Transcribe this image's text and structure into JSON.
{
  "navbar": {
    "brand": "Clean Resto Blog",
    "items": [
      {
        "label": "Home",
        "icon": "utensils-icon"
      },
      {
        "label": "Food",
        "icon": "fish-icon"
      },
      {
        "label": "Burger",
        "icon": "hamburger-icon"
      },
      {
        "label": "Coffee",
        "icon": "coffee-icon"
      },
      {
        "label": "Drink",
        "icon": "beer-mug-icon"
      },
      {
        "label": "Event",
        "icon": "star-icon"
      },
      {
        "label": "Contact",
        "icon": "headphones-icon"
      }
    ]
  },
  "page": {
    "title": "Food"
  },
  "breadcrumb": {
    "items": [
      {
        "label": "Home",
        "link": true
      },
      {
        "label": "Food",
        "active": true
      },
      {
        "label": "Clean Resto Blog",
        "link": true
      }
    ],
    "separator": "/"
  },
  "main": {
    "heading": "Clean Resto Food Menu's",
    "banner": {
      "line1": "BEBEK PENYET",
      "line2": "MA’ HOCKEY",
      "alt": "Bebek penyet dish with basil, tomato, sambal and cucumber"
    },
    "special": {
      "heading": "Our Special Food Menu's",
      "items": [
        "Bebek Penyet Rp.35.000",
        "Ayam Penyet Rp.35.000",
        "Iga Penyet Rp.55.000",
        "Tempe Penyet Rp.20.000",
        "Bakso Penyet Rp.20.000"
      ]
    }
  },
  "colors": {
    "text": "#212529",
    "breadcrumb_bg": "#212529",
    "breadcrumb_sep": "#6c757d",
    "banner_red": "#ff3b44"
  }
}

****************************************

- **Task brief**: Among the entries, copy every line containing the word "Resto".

- **Completed exercise**:
    "brand": "Clean Resto Blog",
        "label": "Clean Resto Blog",
    "heading": "Clean Resto Food Menu's",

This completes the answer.